Exercise details>
Keeping every line intact, repeat the data word for word.

——————————

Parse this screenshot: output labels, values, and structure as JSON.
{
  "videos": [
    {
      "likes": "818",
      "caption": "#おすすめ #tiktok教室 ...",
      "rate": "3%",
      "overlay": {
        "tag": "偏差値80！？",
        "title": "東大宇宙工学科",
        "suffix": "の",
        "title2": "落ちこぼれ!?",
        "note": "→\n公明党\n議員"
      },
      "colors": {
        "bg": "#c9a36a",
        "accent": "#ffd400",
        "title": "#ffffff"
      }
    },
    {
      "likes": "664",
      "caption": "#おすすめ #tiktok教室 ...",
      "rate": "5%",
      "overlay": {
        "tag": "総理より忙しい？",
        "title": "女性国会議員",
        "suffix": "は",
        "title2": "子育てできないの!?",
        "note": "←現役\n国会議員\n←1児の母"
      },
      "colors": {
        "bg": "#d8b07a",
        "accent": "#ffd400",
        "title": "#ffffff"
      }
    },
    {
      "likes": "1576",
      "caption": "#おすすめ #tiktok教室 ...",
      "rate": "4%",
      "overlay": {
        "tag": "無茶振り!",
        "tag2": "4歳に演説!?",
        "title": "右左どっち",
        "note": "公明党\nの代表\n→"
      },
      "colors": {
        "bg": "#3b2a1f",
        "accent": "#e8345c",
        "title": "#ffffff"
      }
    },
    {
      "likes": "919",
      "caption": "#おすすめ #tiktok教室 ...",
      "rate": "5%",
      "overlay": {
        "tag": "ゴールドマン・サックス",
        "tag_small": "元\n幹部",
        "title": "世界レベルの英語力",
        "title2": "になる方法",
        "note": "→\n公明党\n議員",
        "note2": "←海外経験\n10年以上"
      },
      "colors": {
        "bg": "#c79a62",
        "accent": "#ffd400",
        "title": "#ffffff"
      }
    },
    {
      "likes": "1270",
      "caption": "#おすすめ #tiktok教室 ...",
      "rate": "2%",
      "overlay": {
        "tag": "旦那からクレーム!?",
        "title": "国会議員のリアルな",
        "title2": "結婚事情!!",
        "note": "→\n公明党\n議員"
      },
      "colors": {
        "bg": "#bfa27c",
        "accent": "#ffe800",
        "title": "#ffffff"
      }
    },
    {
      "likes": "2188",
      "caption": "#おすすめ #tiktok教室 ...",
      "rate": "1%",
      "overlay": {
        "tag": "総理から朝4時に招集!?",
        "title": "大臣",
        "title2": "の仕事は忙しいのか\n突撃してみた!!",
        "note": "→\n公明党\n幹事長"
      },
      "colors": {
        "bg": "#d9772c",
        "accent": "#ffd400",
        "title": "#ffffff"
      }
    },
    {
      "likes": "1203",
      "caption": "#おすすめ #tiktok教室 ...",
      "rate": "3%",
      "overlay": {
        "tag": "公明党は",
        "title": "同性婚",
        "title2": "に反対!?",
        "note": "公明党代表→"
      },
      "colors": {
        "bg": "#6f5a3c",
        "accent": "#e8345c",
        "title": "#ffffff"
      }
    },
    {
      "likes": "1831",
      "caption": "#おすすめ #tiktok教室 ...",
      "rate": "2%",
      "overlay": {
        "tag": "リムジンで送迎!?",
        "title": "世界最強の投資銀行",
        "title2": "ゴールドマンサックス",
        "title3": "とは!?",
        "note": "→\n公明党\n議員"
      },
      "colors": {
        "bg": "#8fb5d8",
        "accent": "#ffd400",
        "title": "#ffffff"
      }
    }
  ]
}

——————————

Output below>
Parse this screenshot: output labels, values, and structure as JSON.
{
  "videos": [
    {
      "likes": "818",
      "caption": "#おすすめ #tiktok教室 ...",
      "rate": "3%",
      "overlay": {
        "tag": "偏差値80！？",
        "title": "東大宇宙工学科",
        "suffix": "の",
        "title2": "落ちこぼれ!?",
        "note": "→\n公明党\n議員"
      },
      "colors": {
        "bg": "#c9a36a",
        "accent": "#ffd400",
        "title": "#ffffff"
      }
    },
    {
      "likes": "664",
      "caption": "#おすすめ #tiktok教室 ...",
      "rate": "5%",
      "overlay": {
        "tag": "総理より忙しい？",
        "title": "女性国会議員",
        "suffix": "は",
        "title2": "子育てできないの!?",
        "note": "←現役\n国会議員\n←1児の母"
      },
      "colors": {
        "bg": "#d8b07a",
        "accent": "#ffd400",
        "title": "#ffffff"
      }
    },
    {
      "likes": "1576",
      "caption": "#おすすめ #tiktok教室 ...",
      "rate": "4%",
      "overlay": {
        "tag": "無茶振り!",
        "tag2": "4歳に演説!?",
        "title": "右左どっち",
        "note": "公明党\nの代表\n→"
      },
      "colors": {
        "bg": "#3b2a1f",
        "accent": "#e8345c",
        "title": "#ffffff"
      }
    },
    {
      "likes": "919",
      "caption": "#おすすめ #tiktok教室 ...",
      "rate": "5%",
      "overlay": {
        "tag": "ゴールドマン・サックス",
        "tag_small": "元\n幹部",
        "title": "世界レベルの英語力",
        "title2": "になる方法",
        "note": "→\n公明党\n議員",
        "note2": "←海外経験\n10年以上"
      },
      "colors": {
        "bg": "#c79a62",
        "accent": "#ffd400",
        "title": "#ffffff"
      }
    },
    {
      "likes": "1270",
      "caption": "#おすすめ #tiktok教室 ...",
      "rate": "2%",
      "overlay": {
        "tag": "旦那からクレーム!?",
        "title": "国会議員のリアルな",
        "title2": "結婚事情!!",
        "note": "→\n公明党\n議員"
      },
      "colors": {
        "bg": "#bfa27c",
        "accent": "#ffe800",
        "title": "#ffffff"
      }
    },
    {
      "likes": "2188",
      "caption": "#おすすめ #tiktok教室 ...",
      "rate": "1%",
      "overlay": {
        "tag": "総理から朝4時に招集!?",
        "title": "大臣",
        "title2": "の仕事は忙しいのか\n突撃してみた!!",
        "note": "→\n公明党\n幹事長"
      },
      "colors": {
        "bg": "#d9772c",
        "accent": "#ffd400",
        "title": "#ffffff"
      }
    },
    {
      "likes": "1203",
      "caption": "#おすすめ #tiktok教室 ...",
      "rate": "3%",
      "overlay": {
        "tag": "公明党は",
        "title": "同性婚",
        "title2": "に反対!?",
        "note": "公明党代表→"
      },
      "colors": {
        "bg": "#6f5a3c",
        "accent": "#e8345c",
        "title": "#ffffff"
      }
    },
    {
      "likes": "1831",
      "caption": "#おすすめ #tiktok教室 ...",
      "rate": "2%",
      "overlay": {
        "tag": "リムジンで送迎!?",
        "title": "世界最強の投資銀行",
        "title2": "ゴールドマンサックス",
        "title3": "とは!?",
        "note": "→\n公明党\n議員"
      },
      "colors": {
        "bg": "#8fb5d8",
        "accent": "#ffd400",
        "title": "#ffffff"
      }
    }
  ]
}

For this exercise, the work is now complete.